Prepare for the Next Decision
If success follows a decision, Best Bosses share the “glory” with the team and if “failure” follows, they accept responsibility and go to work determining why the failure occurred so that it won’t happen again. In other words, they engage in team-based problem solving to correct the failure. Regardless of the outcome, how the boss responds to the results of a decision making process will dramatically impact the ability to recruit help next time, the willingness of recruits to communicate facts and consequences, and the confidence with which future decisions will be executed.
Deals Effectively with Conflict
Conflict is a naturally occurring issue anytime you have people working or living together. We define conflict as unresolved differences of opinion or perceptions regarding some issue. Conflict by definition is required for improvement and innovation to occur and is completely healthy if managed correctly.
Foster Positive Conflict
Best Bosses understand the value of conflict and foster opportunities for conflict-based conversation that leads to creative improvement. Best Bosses also know that conflict can lead to reduced productivity, quality, safety, etc. and work to keep unhealthy conflict to a minimum.
Collaboration and Communication
Best Bosses keep unhealthy conflict to a minimum by understanding that the best way to resolve conflict is through collaboration. Collaboration requires an understanding of the problem solving process and how to communicate by listening effectively before any decision concerning action is taken. All parties must have the opportunity to “state their positions”, but must also be “respectful” enough to listen to the other person to gain a complete understanding of their position. Best Bosses create an environment of respectful openness where disagreement is encouraged and the skills to collaboratively resolve conflict are learned by every team member.
Best Boss Bottom Line
We have created a name for best bosses; we call them “Facilitative Relational Leaders”. Facilitation is defined as the accomplishment of results by making it easier for other people to express their views and achieve their objectives. Relational is demonstrating respect and care for others. The skills and characteristics identified in our research are the same skills needed to facilitate and build relationships. You may have noticed that the Best Boss skills/characteristics tend to tie together and demonstration of one involves application of others. Best Bosses understand this and continuously attempt to improve in the use of each of the skills that we have been discussing. Maybe it is time for you to evaluate or re-evaluate where you stand.
Question: If the ultimate goal of a quality safety intervention is to improve the system in which people work, how does leadership go about making these changes based simply on safety interventions?
SafetyCompass®: The ultimate job responsibility of a leader is to create a system in which people are as productive and safe as possible. That may sound simple enough, but the day-to-day tasks involved are numerous and complex. Most leaders simply don’t have the opportunity to spend large amounts of time in the front-line of operations on a daily basis, given their list of competing demands.
This is the very reason why quality safety interventions are so vital. The people closest to the operations must be vigilant to intervene in any unsafe act and that intervention must provide real world field intelligence as to why it made sense for the unsafe actor to behave in such a way.

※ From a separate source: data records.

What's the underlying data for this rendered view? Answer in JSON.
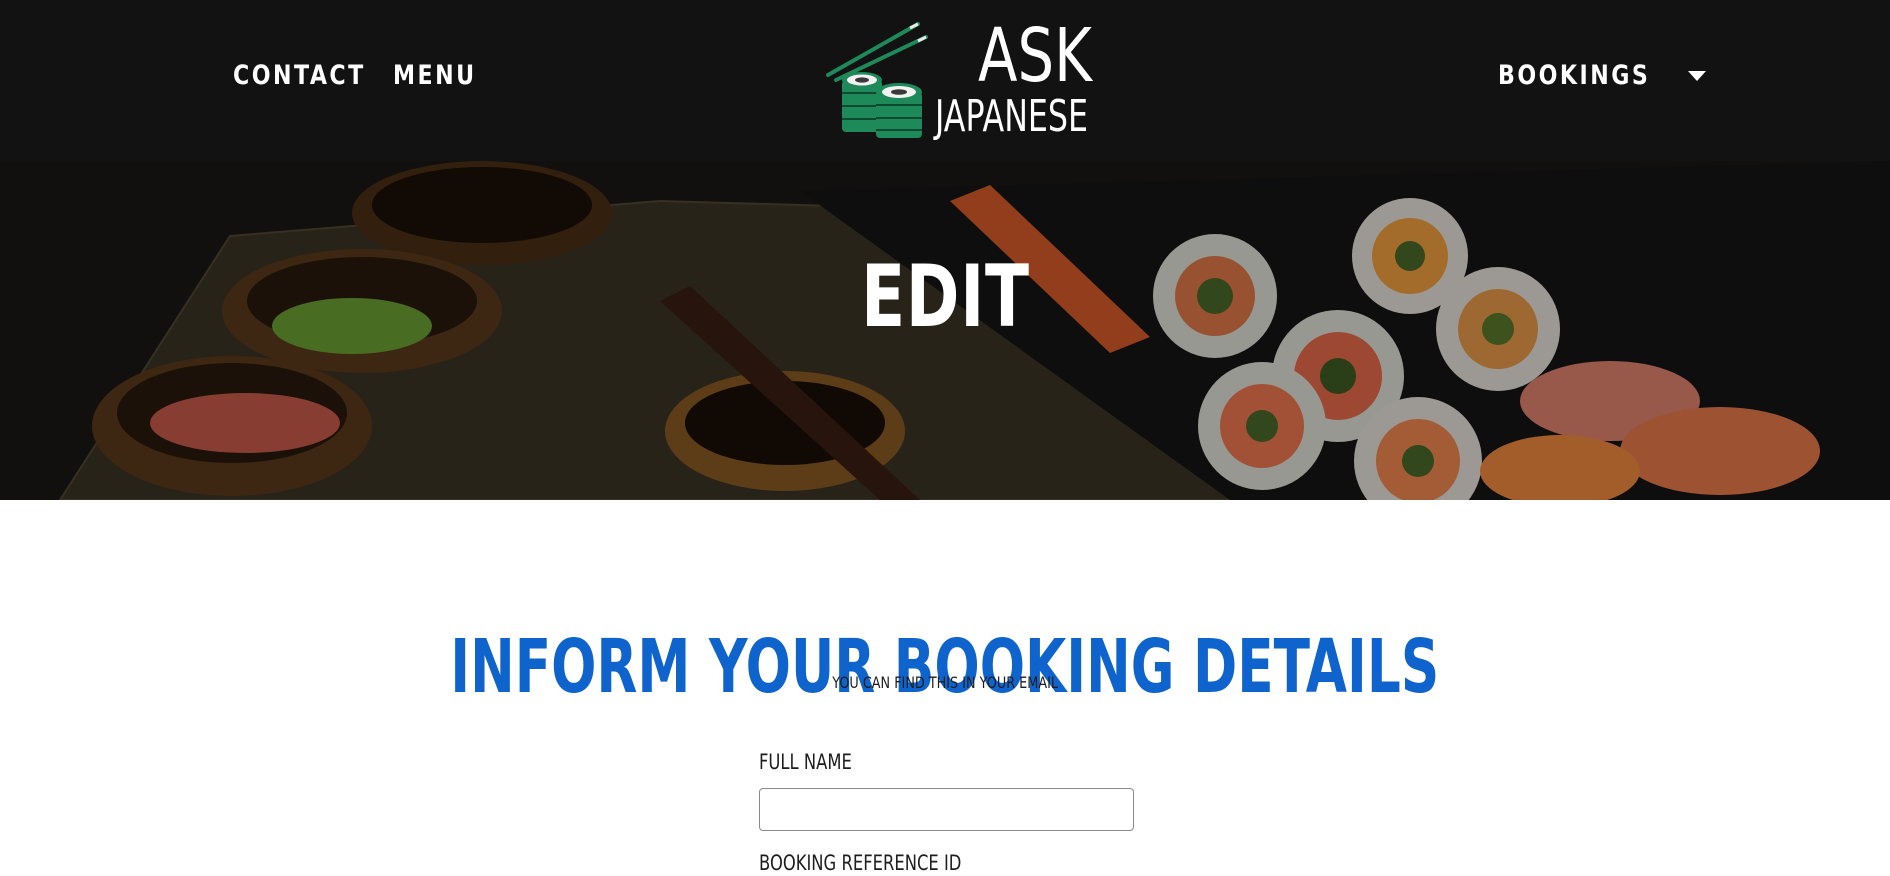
{
  "nav": {
    "contact_label": "CONTACT",
    "menu_label": "MENU",
    "bookings_label": "BOOKINGS"
  },
  "logo": {
    "line1": "ASK",
    "line2": "JAPANESE"
  },
  "hero": {
    "title": "EDIT"
  },
  "form": {
    "heading": "INFORM YOUR BOOKING DETAILS",
    "subheading": "YOU CAN FIND THIS IN YOUR EMAIL",
    "full_name_label": "FULL NAME",
    "full_name_value": "",
    "reference_label": "BOOKING REFERENCE ID"
  },
  "colors": {
    "navbar_bg": "#121212",
    "accent_blue": "#0e63cc",
    "logo_green": "#1e8a5a"
  }
}
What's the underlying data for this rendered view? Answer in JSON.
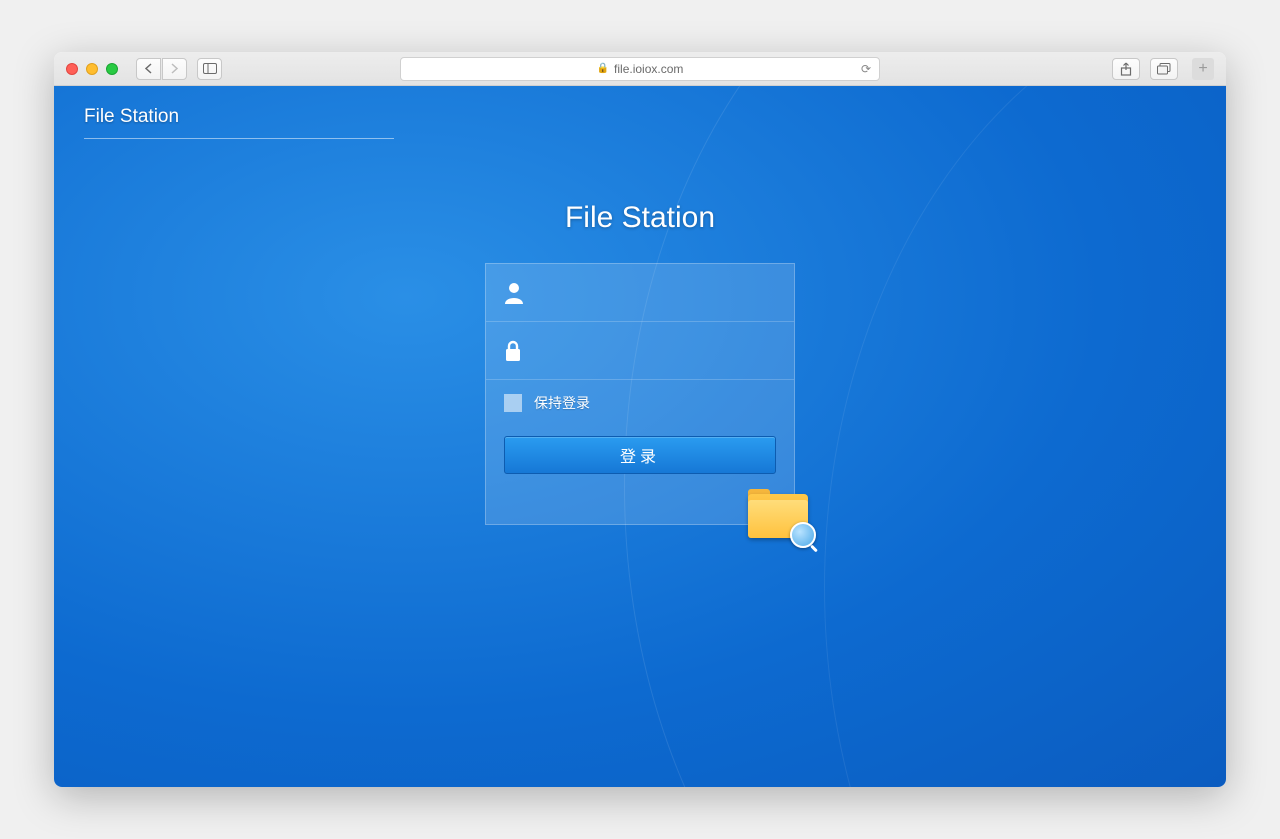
{
  "browser": {
    "url": "file.ioiox.com"
  },
  "brand": "File Station",
  "login": {
    "title": "File Station",
    "username_placeholder": "",
    "password_placeholder": "",
    "remember_label": "保持登录",
    "submit_label": "登录"
  }
}
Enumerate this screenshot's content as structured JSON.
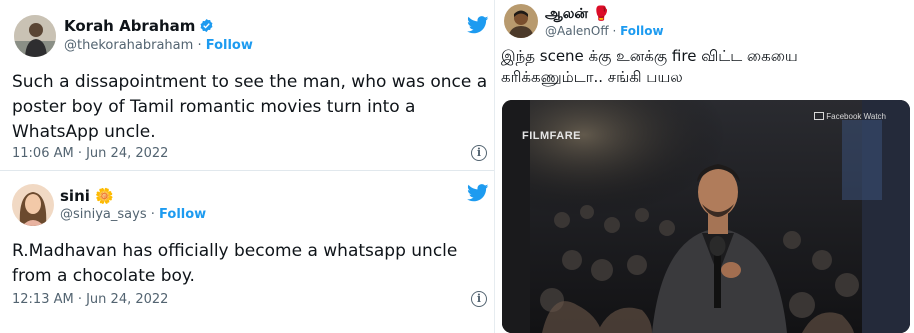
{
  "tweets": [
    {
      "name": "Korah Abraham",
      "verified": true,
      "handle": "@thekorahabraham",
      "separator": "·",
      "follow": "Follow",
      "text": "Such a dissapointment to see the man, who was once a poster boy of Tamil romantic movies turn into a WhatsApp uncle.",
      "time": "11:06 AM · Jun 24, 2022"
    },
    {
      "name": "sini 🌼",
      "handle": "@siniya_says",
      "separator": "·",
      "follow": "Follow",
      "text": "R.Madhavan has officially become a whatsapp uncle from a chocolate boy.",
      "time": "12:13 AM · Jun 24, 2022"
    },
    {
      "name": "ஆலன் 🥊",
      "handle": "@AalenOff",
      "separator": "·",
      "follow": "Follow",
      "text": "இந்த scene க்கு உனக்கு fire விட்ட கையை கரிக்கணும்டா.. சங்கி பயல",
      "media": {
        "logo": "FILMFARE",
        "watermark": "Facebook Watch"
      }
    }
  ],
  "colors": {
    "accent": "#1d9bf0",
    "secondary_text": "#536471",
    "divider": "#e1e8ed"
  },
  "icons": [
    "twitter-bird-icon",
    "verified-badge-icon",
    "info-icon"
  ]
}
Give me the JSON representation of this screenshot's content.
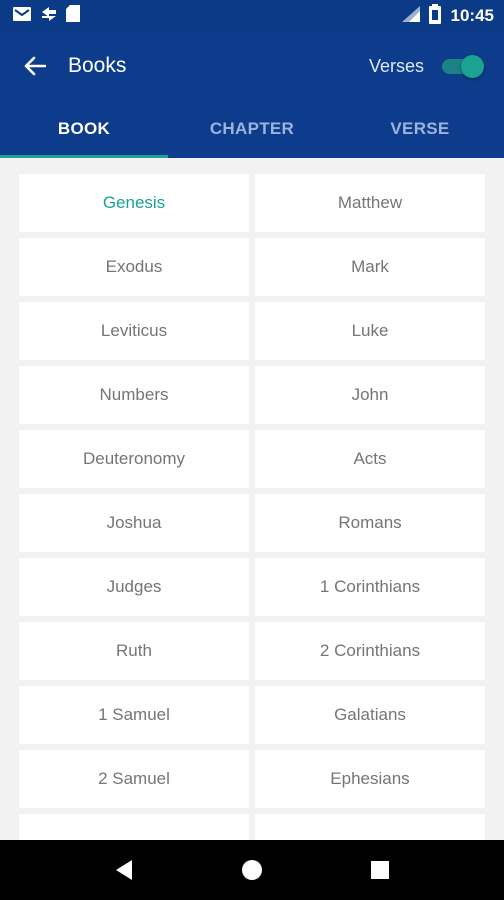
{
  "status_bar": {
    "time": "10:45",
    "left_icons": [
      "gmail-icon",
      "sync-icon",
      "sd-card-icon"
    ],
    "right_icons": [
      "signal-icon",
      "battery-icon"
    ]
  },
  "app_bar": {
    "title": "Books",
    "toggle_label": "Verses",
    "toggle_on": true
  },
  "tabs": [
    {
      "label": "BOOK",
      "active": true
    },
    {
      "label": "CHAPTER",
      "active": false
    },
    {
      "label": "VERSE",
      "active": false
    }
  ],
  "books": {
    "selected": "Genesis",
    "rows": [
      [
        "Genesis",
        "Matthew"
      ],
      [
        "Exodus",
        "Mark"
      ],
      [
        "Leviticus",
        "Luke"
      ],
      [
        "Numbers",
        "John"
      ],
      [
        "Deuteronomy",
        "Acts"
      ],
      [
        "Joshua",
        "Romans"
      ],
      [
        "Judges",
        "1 Corinthians"
      ],
      [
        "Ruth",
        "2 Corinthians"
      ],
      [
        "1 Samuel",
        "Galatians"
      ],
      [
        "2 Samuel",
        "Ephesians"
      ],
      [
        "",
        ""
      ]
    ]
  },
  "colors": {
    "primary": "#0d3c8c",
    "accent": "#1aa392",
    "background": "#f2f2f2"
  },
  "nav_bar": {
    "buttons": [
      "back-triangle-icon",
      "home-circle-icon",
      "recents-square-icon"
    ]
  }
}
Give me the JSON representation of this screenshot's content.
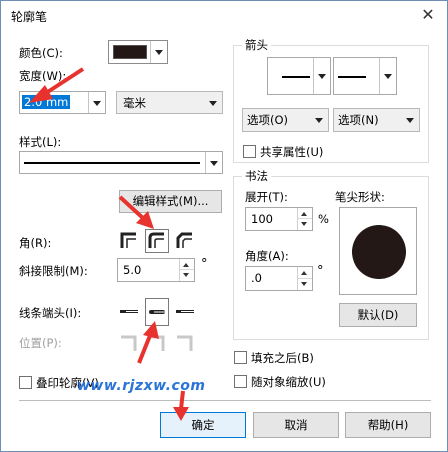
{
  "window": {
    "title": "轮廓笔",
    "close_label": "✕"
  },
  "left": {
    "color_label": "颜色(C):",
    "color_value": "#231815",
    "width_label": "宽度(W):",
    "width_value": "2.0 mm",
    "unit_value": "毫米",
    "style_label": "样式(L):",
    "edit_style_button": "编辑样式(M)...",
    "corner_label": "角(R):",
    "miter_label": "斜接限制(M):",
    "miter_value": "5.0",
    "degree_symbol": "°",
    "line_caps_label": "线条端头(I):",
    "position_label": "位置(P):",
    "overprint_label": "叠印轮廓(V)"
  },
  "arrows": {
    "group_title": "箭头",
    "options_left": "选项(O)",
    "options_right": "选项(N)",
    "share_label": "共享属性(U)"
  },
  "calligraphy": {
    "group_title": "书法",
    "stretch_label": "展开(T):",
    "stretch_value": "100",
    "percent_symbol": "%",
    "angle_label": "角度(A):",
    "angle_value": ".0",
    "degree_symbol": "°",
    "nib_label": "笔尖形状:",
    "default_button": "默认(D)"
  },
  "options": {
    "fill_behind_label": "填充之后(B)",
    "scale_with_object_label": "随对象缩放(U)"
  },
  "footer": {
    "ok_button": "确定",
    "cancel_button": "取消",
    "help_button": "帮助(H)"
  },
  "watermark_text": "www.rjzxw.com",
  "colors": {
    "accent": "#0078d7",
    "annotation_arrow": "#e8322d",
    "watermark": "#2a74d8"
  }
}
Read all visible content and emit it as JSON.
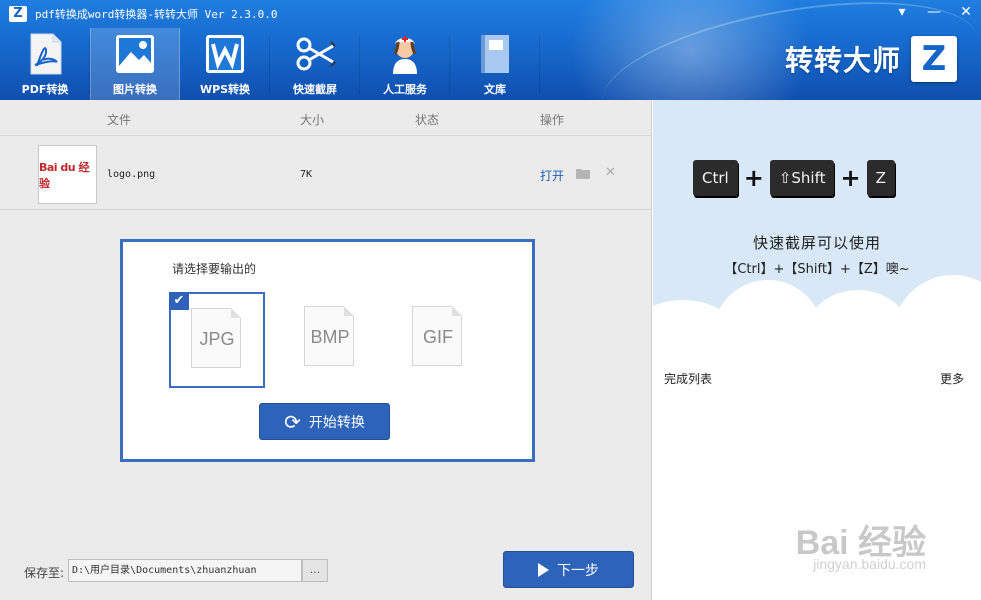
{
  "window": {
    "logo": "Z",
    "title": "pdf转换成word转换器-转转大师 Ver 2.3.0.0",
    "minimize": "▾",
    "restore": "—",
    "close": "✕"
  },
  "nav": {
    "items": [
      {
        "label": "PDF转换",
        "icon": "pdf-icon"
      },
      {
        "label": "图片转换",
        "icon": "image-icon",
        "active": true
      },
      {
        "label": "WPS转换",
        "icon": "wps-icon"
      },
      {
        "label": "快速截屏",
        "icon": "scissors-icon"
      },
      {
        "label": "人工服务",
        "icon": "nurse-icon"
      },
      {
        "label": "文库",
        "icon": "book-icon"
      }
    ]
  },
  "brand": {
    "text": "转转大师",
    "logo": "Z"
  },
  "table": {
    "headers": [
      "文件",
      "大小",
      "状态",
      "操作"
    ],
    "rows": [
      {
        "thumb_text": "Bai du 经验",
        "name": "logo.png",
        "size": "7K",
        "status": "",
        "open": "打开"
      }
    ]
  },
  "dialog": {
    "prompt": "请选择要输出的",
    "formats": [
      {
        "label": "JPG",
        "selected": true
      },
      {
        "label": "BMP",
        "selected": false
      },
      {
        "label": "GIF",
        "selected": false
      }
    ],
    "check_glyph": "✔",
    "start_label": "开始转换"
  },
  "footer": {
    "save_label": "保存至:",
    "save_path": "D:\\用户目录\\Documents\\zhuanzhuan",
    "browse_label": "...",
    "next_label": "下一步"
  },
  "sidebar": {
    "keys": [
      "Ctrl",
      "⇧Shift",
      "Z"
    ],
    "plus": "+",
    "tip_line1": "快速截屏可以使用",
    "tip_line2": "【Ctrl】+【Shift】+【Z】噢~",
    "done_title": "完成列表",
    "more": "更多"
  },
  "watermark": {
    "main": "Bai 经验",
    "sub": "jingyan.baidu.com"
  },
  "colors": {
    "header": "#1565c8",
    "accent": "#2d63b8",
    "thumb_logo": "#c0272d"
  }
}
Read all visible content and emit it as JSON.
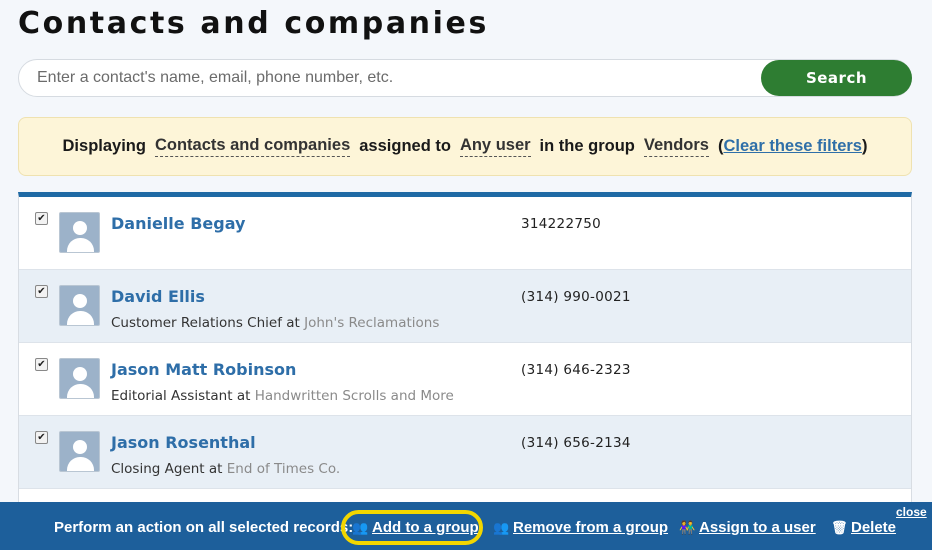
{
  "page": {
    "title": "Contacts and companies"
  },
  "search": {
    "placeholder": "Enter a contact's name, email, phone number, etc.",
    "value": "",
    "button_label": "Search"
  },
  "filter": {
    "prefix": "Displaying",
    "type": "Contacts and companies",
    "assigned_text": "assigned to",
    "user": "Any user",
    "group_text": "in the group",
    "group": "Vendors",
    "open_paren": "(",
    "clear_label": "Clear these filters",
    "close_paren": ")"
  },
  "contacts": [
    {
      "name": "Danielle Begay",
      "title": "",
      "at": "",
      "company": "",
      "phone": "314222750",
      "checked": true
    },
    {
      "name": "David Ellis",
      "title": "Customer Relations Chief",
      "at": "at",
      "company": "John's Reclamations",
      "phone": "(314) 990-0021",
      "checked": true
    },
    {
      "name": "Jason Matt Robinson",
      "title": "Editorial Assistant",
      "at": "at",
      "company": "Handwritten Scrolls and More",
      "phone": "(314) 646-2323",
      "checked": true
    },
    {
      "name": "Jason Rosenthal",
      "title": "Closing Agent",
      "at": "at",
      "company": "End of Times Co.",
      "phone": "(314) 656-2134",
      "checked": true
    }
  ],
  "action_bar": {
    "label": "Perform an action on all selected records:",
    "add_to_group": "Add to a group",
    "remove_from_group": "Remove from a group",
    "assign_to_user": "Assign to a user",
    "delete": "Delete",
    "close": "close"
  },
  "colors": {
    "accent_blue": "#1d5f9b",
    "search_green": "#2e7d32",
    "highlight": "#f2d600",
    "banner": "#fdf5d8"
  }
}
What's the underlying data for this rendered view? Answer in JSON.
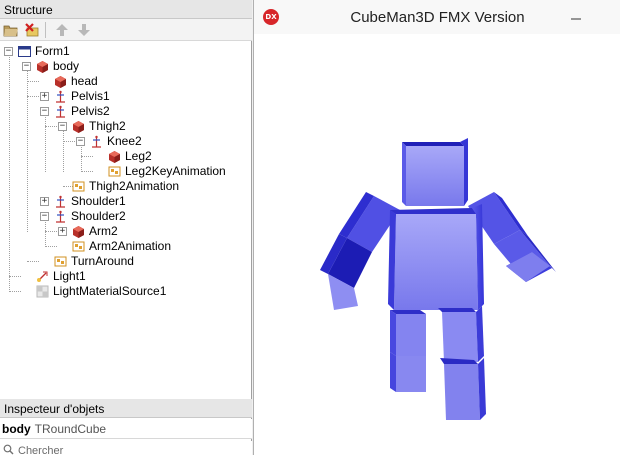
{
  "structure": {
    "title": "Structure",
    "toolbar": [
      "open-folder-icon",
      "delete-icon",
      "move-up-icon",
      "move-down-icon"
    ],
    "tree": [
      {
        "label": "Form1",
        "icon": "form-icon",
        "expander": "−"
      },
      {
        "label": "body",
        "icon": "cube-icon",
        "expander": "−"
      },
      {
        "label": "head",
        "icon": "cube-icon",
        "expander": ""
      },
      {
        "label": "Pelvis1",
        "icon": "dummy-icon",
        "expander": "+"
      },
      {
        "label": "Pelvis2",
        "icon": "dummy-icon",
        "expander": "−"
      },
      {
        "label": "Thigh2",
        "icon": "cube-icon",
        "expander": "−"
      },
      {
        "label": "Knee2",
        "icon": "dummy-icon",
        "expander": "−"
      },
      {
        "label": "Leg2",
        "icon": "cube-icon",
        "expander": ""
      },
      {
        "label": "Leg2KeyAnimation",
        "icon": "animation-icon",
        "expander": ""
      },
      {
        "label": "Thigh2Animation",
        "icon": "animation-icon",
        "expander": ""
      },
      {
        "label": "Shoulder1",
        "icon": "dummy-icon",
        "expander": "+"
      },
      {
        "label": "Shoulder2",
        "icon": "dummy-icon",
        "expander": "−"
      },
      {
        "label": "Arm2",
        "icon": "cube-icon",
        "expander": "+"
      },
      {
        "label": "Arm2Animation",
        "icon": "animation-icon",
        "expander": ""
      },
      {
        "label": "TurnAround",
        "icon": "animation-icon",
        "expander": ""
      },
      {
        "label": "Light1",
        "icon": "light-icon",
        "expander": ""
      },
      {
        "label": "LightMaterialSource1",
        "icon": "material-icon",
        "expander": ""
      }
    ]
  },
  "inspector": {
    "title": "Inspecteur d'objets",
    "object_name": "body",
    "object_class": "TRoundCube",
    "search_placeholder": "Chercher"
  },
  "window": {
    "app_icon_text": "DX",
    "title": "CubeMan3D FMX Version"
  },
  "colors": {
    "cube_front": "#8080f0",
    "cube_side": "#3c3ce0",
    "cube_top": "#2a2ad0",
    "tree_cube": "#c0302a"
  }
}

Once this field intelligence is collected it should then be reported and measured to find trends in the system of work that are leading to unsafe acts. Only then can leadership make sound decisions to influence the system of work in such a way that it makes it easier for the people in operations to work in a productive and safe way.